Believing everything you hear on the News is highly problematic, Jasmine Mack ’16

After recently attending the Ebola panel I learned so much truth and how the media in America is causing a great scare throughout the country. Right away into the panel we are properly informed by Bill Johnston about what exactly Ebola is and the history why Sierra Leone’s health infrastructure is low. The Ebola virus is a virus that injects RNA into the humans. There are 5 different subtypes of Ebola and Ebola –Zaire is the most dangerous. Ebola-Zaire has been around since 1977 and is the sub-type that is affecting Sierra Leone currently. This strand affects the immune system and vascular system, and as it increases in stages it basically breaks the body down. The Ebola-Zaire is not affecting the entire country of Liberia; it’s mostly in the regions near and in Sierra Leone.

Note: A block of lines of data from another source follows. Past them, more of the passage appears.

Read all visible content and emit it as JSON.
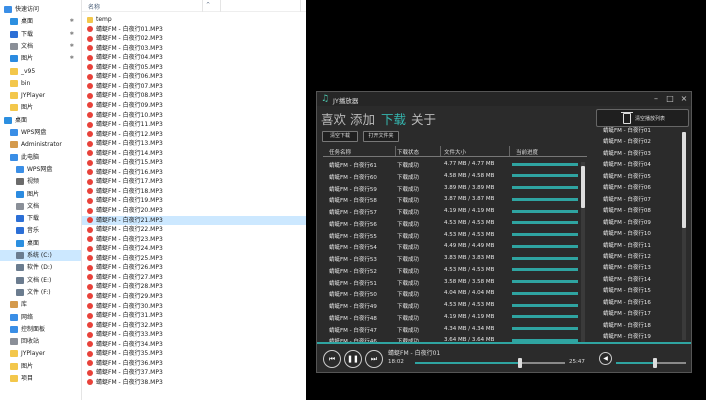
{
  "explorer": {
    "nav_items": [
      {
        "label": "快速访问",
        "icon": "star-icon",
        "color": "#3a8ee6",
        "pin": false,
        "indent": 4
      },
      {
        "label": "桌面",
        "icon": "desktop-icon",
        "color": "#2c8fe0",
        "pin": true,
        "indent": 10
      },
      {
        "label": "下载",
        "icon": "download-icon",
        "color": "#2c6fd6",
        "pin": true,
        "indent": 10
      },
      {
        "label": "文档",
        "icon": "document-icon",
        "color": "#8a8f98",
        "pin": true,
        "indent": 10
      },
      {
        "label": "图片",
        "icon": "picture-icon",
        "color": "#2b8be0",
        "pin": true,
        "indent": 10
      },
      {
        "label": "_v95",
        "icon": "folder-icon",
        "color": "#f3c74b",
        "pin": false,
        "indent": 10
      },
      {
        "label": "bin",
        "icon": "folder-icon",
        "color": "#f3c74b",
        "pin": false,
        "indent": 10
      },
      {
        "label": "JYPlayer",
        "icon": "folder-icon",
        "color": "#f3c74b",
        "pin": false,
        "indent": 10
      },
      {
        "label": "图片",
        "icon": "folder-icon",
        "color": "#f3c74b",
        "pin": false,
        "indent": 10
      },
      {
        "label": "桌面",
        "icon": "desktop-icon",
        "color": "#2c8fe0",
        "pin": false,
        "indent": 4
      },
      {
        "label": "WPS网盘",
        "icon": "cloud-icon",
        "color": "#3a8ee6",
        "pin": false,
        "indent": 10
      },
      {
        "label": "Administrator",
        "icon": "user-icon",
        "color": "#d49a4c",
        "pin": false,
        "indent": 10
      },
      {
        "label": "此电脑",
        "icon": "computer-icon",
        "color": "#3a8ee6",
        "pin": false,
        "indent": 10
      },
      {
        "label": "WPS网盘",
        "icon": "cloud-icon",
        "color": "#3a8ee6",
        "pin": false,
        "indent": 16
      },
      {
        "label": "视频",
        "icon": "video-icon",
        "color": "#6b6b6b",
        "pin": false,
        "indent": 16
      },
      {
        "label": "图片",
        "icon": "picture-icon",
        "color": "#2b8be0",
        "pin": false,
        "indent": 16
      },
      {
        "label": "文档",
        "icon": "document-icon",
        "color": "#8a8f98",
        "pin": false,
        "indent": 16
      },
      {
        "label": "下载",
        "icon": "download-icon",
        "color": "#2c6fd6",
        "pin": false,
        "indent": 16
      },
      {
        "label": "音乐",
        "icon": "music-icon",
        "color": "#2c6fd6",
        "pin": false,
        "indent": 16
      },
      {
        "label": "桌面",
        "icon": "desktop-icon",
        "color": "#2c8fe0",
        "pin": false,
        "indent": 16
      },
      {
        "label": "系统 (C:)",
        "icon": "drive-icon",
        "color": "#6b7c8f",
        "pin": false,
        "indent": 16,
        "selected": true
      },
      {
        "label": "软件 (D:)",
        "icon": "drive-icon",
        "color": "#6b7c8f",
        "pin": false,
        "indent": 16
      },
      {
        "label": "文档 (E:)",
        "icon": "drive-icon",
        "color": "#6b7c8f",
        "pin": false,
        "indent": 16
      },
      {
        "label": "文件 (F:)",
        "icon": "drive-icon",
        "color": "#6b7c8f",
        "pin": false,
        "indent": 16
      },
      {
        "label": "库",
        "icon": "library-icon",
        "color": "#d49a4c",
        "pin": false,
        "indent": 10
      },
      {
        "label": "网络",
        "icon": "network-icon",
        "color": "#3a8ee6",
        "pin": false,
        "indent": 10
      },
      {
        "label": "控制面板",
        "icon": "control-panel-icon",
        "color": "#3a8ee6",
        "pin": false,
        "indent": 10
      },
      {
        "label": "回收站",
        "icon": "recycle-bin-icon",
        "color": "#8a8f98",
        "pin": false,
        "indent": 10
      },
      {
        "label": "JYPlayer",
        "icon": "folder-icon",
        "color": "#f3c74b",
        "pin": false,
        "indent": 10
      },
      {
        "label": "图片",
        "icon": "folder-icon",
        "color": "#f3c74b",
        "pin": false,
        "indent": 10
      },
      {
        "label": "项目",
        "icon": "folder-icon",
        "color": "#f3c74b",
        "pin": false,
        "indent": 10
      }
    ],
    "column_header": "名称",
    "files": [
      {
        "name": "temp",
        "type": "folder"
      },
      {
        "name": "蜻蜓FM - 白夜行01.MP3",
        "type": "mp3"
      },
      {
        "name": "蜻蜓FM - 白夜行02.MP3",
        "type": "mp3"
      },
      {
        "name": "蜻蜓FM - 白夜行03.MP3",
        "type": "mp3"
      },
      {
        "name": "蜻蜓FM - 白夜行04.MP3",
        "type": "mp3"
      },
      {
        "name": "蜻蜓FM - 白夜行05.MP3",
        "type": "mp3"
      },
      {
        "name": "蜻蜓FM - 白夜行06.MP3",
        "type": "mp3"
      },
      {
        "name": "蜻蜓FM - 白夜行07.MP3",
        "type": "mp3"
      },
      {
        "name": "蜻蜓FM - 白夜行08.MP3",
        "type": "mp3"
      },
      {
        "name": "蜻蜓FM - 白夜行09.MP3",
        "type": "mp3"
      },
      {
        "name": "蜻蜓FM - 白夜行10.MP3",
        "type": "mp3"
      },
      {
        "name": "蜻蜓FM - 白夜行11.MP3",
        "type": "mp3"
      },
      {
        "name": "蜻蜓FM - 白夜行12.MP3",
        "type": "mp3"
      },
      {
        "name": "蜻蜓FM - 白夜行13.MP3",
        "type": "mp3"
      },
      {
        "name": "蜻蜓FM - 白夜行14.MP3",
        "type": "mp3"
      },
      {
        "name": "蜻蜓FM - 白夜行15.MP3",
        "type": "mp3"
      },
      {
        "name": "蜻蜓FM - 白夜行16.MP3",
        "type": "mp3"
      },
      {
        "name": "蜻蜓FM - 白夜行17.MP3",
        "type": "mp3"
      },
      {
        "name": "蜻蜓FM - 白夜行18.MP3",
        "type": "mp3"
      },
      {
        "name": "蜻蜓FM - 白夜行19.MP3",
        "type": "mp3"
      },
      {
        "name": "蜻蜓FM - 白夜行20.MP3",
        "type": "mp3"
      },
      {
        "name": "蜻蜓FM - 白夜行21.MP3",
        "type": "mp3",
        "selected": true
      },
      {
        "name": "蜻蜓FM - 白夜行22.MP3",
        "type": "mp3"
      },
      {
        "name": "蜻蜓FM - 白夜行23.MP3",
        "type": "mp3"
      },
      {
        "name": "蜻蜓FM - 白夜行24.MP3",
        "type": "mp3"
      },
      {
        "name": "蜻蜓FM - 白夜行25.MP3",
        "type": "mp3"
      },
      {
        "name": "蜻蜓FM - 白夜行26.MP3",
        "type": "mp3"
      },
      {
        "name": "蜻蜓FM - 白夜行27.MP3",
        "type": "mp3"
      },
      {
        "name": "蜻蜓FM - 白夜行28.MP3",
        "type": "mp3"
      },
      {
        "name": "蜻蜓FM - 白夜行29.MP3",
        "type": "mp3"
      },
      {
        "name": "蜻蜓FM - 白夜行30.MP3",
        "type": "mp3"
      },
      {
        "name": "蜻蜓FM - 白夜行31.MP3",
        "type": "mp3"
      },
      {
        "name": "蜻蜓FM - 白夜行32.MP3",
        "type": "mp3"
      },
      {
        "name": "蜻蜓FM - 白夜行33.MP3",
        "type": "mp3"
      },
      {
        "name": "蜻蜓FM - 白夜行34.MP3",
        "type": "mp3"
      },
      {
        "name": "蜻蜓FM - 白夜行35.MP3",
        "type": "mp3"
      },
      {
        "name": "蜻蜓FM - 白夜行36.MP3",
        "type": "mp3"
      },
      {
        "name": "蜻蜓FM - 白夜行37.MP3",
        "type": "mp3"
      },
      {
        "name": "蜻蜓FM - 白夜行38.MP3",
        "type": "mp3"
      }
    ]
  },
  "player": {
    "title": "JY播放器",
    "tabs": [
      "喜欢",
      "添加",
      "下载",
      "关于"
    ],
    "active_tab": 2,
    "clear_playlist_label": "清空播放列表",
    "clear_downloads_label": "清空下载",
    "open_folder_label": "打开文件夹",
    "headers": [
      "任务名称",
      "下载状态",
      "文件大小",
      "当前进度"
    ],
    "downloads": [
      {
        "name": "蜻蜓FM - 白夜行61",
        "status": "下载成功",
        "size": "4.77 MB / 4.77 MB",
        "progress": 1.0
      },
      {
        "name": "蜻蜓FM - 白夜行60",
        "status": "下载成功",
        "size": "4.58 MB / 4.58 MB",
        "progress": 1.0
      },
      {
        "name": "蜻蜓FM - 白夜行59",
        "status": "下载成功",
        "size": "3.89 MB / 3.89 MB",
        "progress": 1.0
      },
      {
        "name": "蜻蜓FM - 白夜行58",
        "status": "下载成功",
        "size": "3.87 MB / 3.87 MB",
        "progress": 1.0
      },
      {
        "name": "蜻蜓FM - 白夜行57",
        "status": "下载成功",
        "size": "4.19 MB / 4.19 MB",
        "progress": 1.0
      },
      {
        "name": "蜻蜓FM - 白夜行56",
        "status": "下载成功",
        "size": "4.53 MB / 4.53 MB",
        "progress": 1.0
      },
      {
        "name": "蜻蜓FM - 白夜行55",
        "status": "下载成功",
        "size": "4.53 MB / 4.53 MB",
        "progress": 1.0
      },
      {
        "name": "蜻蜓FM - 白夜行54",
        "status": "下载成功",
        "size": "4.49 MB / 4.49 MB",
        "progress": 1.0
      },
      {
        "name": "蜻蜓FM - 白夜行53",
        "status": "下载成功",
        "size": "3.83 MB / 3.83 MB",
        "progress": 1.0
      },
      {
        "name": "蜻蜓FM - 白夜行52",
        "status": "下载成功",
        "size": "4.53 MB / 4.53 MB",
        "progress": 1.0
      },
      {
        "name": "蜻蜓FM - 白夜行51",
        "status": "下载成功",
        "size": "3.58 MB / 3.58 MB",
        "progress": 1.0
      },
      {
        "name": "蜻蜓FM - 白夜行50",
        "status": "下载成功",
        "size": "4.04 MB / 4.04 MB",
        "progress": 1.0
      },
      {
        "name": "蜻蜓FM - 白夜行49",
        "status": "下载成功",
        "size": "4.53 MB / 4.53 MB",
        "progress": 1.0
      },
      {
        "name": "蜻蜓FM - 白夜行48",
        "status": "下载成功",
        "size": "4.19 MB / 4.19 MB",
        "progress": 1.0
      },
      {
        "name": "蜻蜓FM - 白夜行47",
        "status": "下载成功",
        "size": "4.34 MB / 4.34 MB",
        "progress": 1.0
      },
      {
        "name": "蜻蜓FM - 白夜行46",
        "status": "下载成功",
        "size": "3.64 MB / 3.64 MB",
        "progress": 1.0
      }
    ],
    "playlist": [
      "蜻蜓FM - 白夜行01",
      "蜻蜓FM - 白夜行02",
      "蜻蜓FM - 白夜行03",
      "蜻蜓FM - 白夜行04",
      "蜻蜓FM - 白夜行05",
      "蜻蜓FM - 白夜行06",
      "蜻蜓FM - 白夜行07",
      "蜻蜓FM - 白夜行08",
      "蜻蜓FM - 白夜行09",
      "蜻蜓FM - 白夜行10",
      "蜻蜓FM - 白夜行11",
      "蜻蜓FM - 白夜行12",
      "蜻蜓FM - 白夜行13",
      "蜻蜓FM - 白夜行14",
      "蜻蜓FM - 白夜行15",
      "蜻蜓FM - 白夜行16",
      "蜻蜓FM - 白夜行17",
      "蜻蜓FM - 白夜行18",
      "蜻蜓FM - 白夜行19"
    ],
    "now_playing": "蜻蜓FM - 白夜行01",
    "current_time": "18:02",
    "total_time": "25:47",
    "seek_fraction": 0.7,
    "volume_fraction": 0.55,
    "accent_color": "#2fa4a1",
    "tab_active_color": "#35b7b0"
  }
}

After Professor Laura Twagira’s section on Media, we come to this conclusion that the “media” doesn’t help see the range of potential solutions. The media has made Africa, which is a continent of countries like America, seem like this scary place of wars, diseases, underdevelopment, and lacks in civilization which perpetuate bad stereotypes. Respected news journals like New York Times have also presented Africa in negative and exaggerated views. The main reason Sierra Leone’s health infrastructure is low is due to the civil wars in the past, however they have qualified staff, nurses, and doctors is just because the healthcare system here is low there isn’t enough staff here to help. Basically the nurses in this region are mostly women who are working 24/7 with patients who are sick and there can be instances of accidents because they are understaffed. Although Sierra Leones health infrastructure is low, it does not mean all of Africa or West Africa for that matter is inadequate. For example, student Amarachi Asoyne who recently this summer interned in Nigeria for the study of the healthcare system saw the immediate response of the strong infrastructure of the Nigerian healthcare system in preparations for the Ebola-Zaire outbreak. Senegal is also another strong health infrastructure in West Africa whose work goes unnoticed in the media. The media is sending mixed messages about this epidemic that is causing fear that does not help the problem get resolved.

The International response to aid this crisis first was the Africa Bank, Canada, and even Germany as well as other countries. The World Health Organization should be the leader in this crisis, but they are not doing enough. They don’t have enough professional doctors, the budget has been slashed, they are short staffed already because of MERS, and they don’t have the resources to help anyone currently. The U.S response happened once American citizens were affected, except they plan to send 4,000 soldiers to help with a virus? The CDC and several other news media are reporting the worst possible outcomes and estimating possible deaths. There have been actually about 7,000 total deaths within the several years since Ebola-Zaire has existed, not 1.4 million that has been reported in News. This virus can only be transmitted via contact with bodily fluids. This virus is not airborne which has been also reported in several news media. There are no zombies and Ebola-Zaire has not killed millions like the Influenza that is highly prevalent in the U.S. Days after this panel I learned Thomas Eric Duncan died in the Unites States October 8, 2014 even with a strong healthcare structure, yet other Americans were quickly treated, taken to the best hospitals that were prepped for this virus, and cured of this pandemic with a vaccine. I’m slightly appalled by how the media and the government are handling this epidemic versus other countries.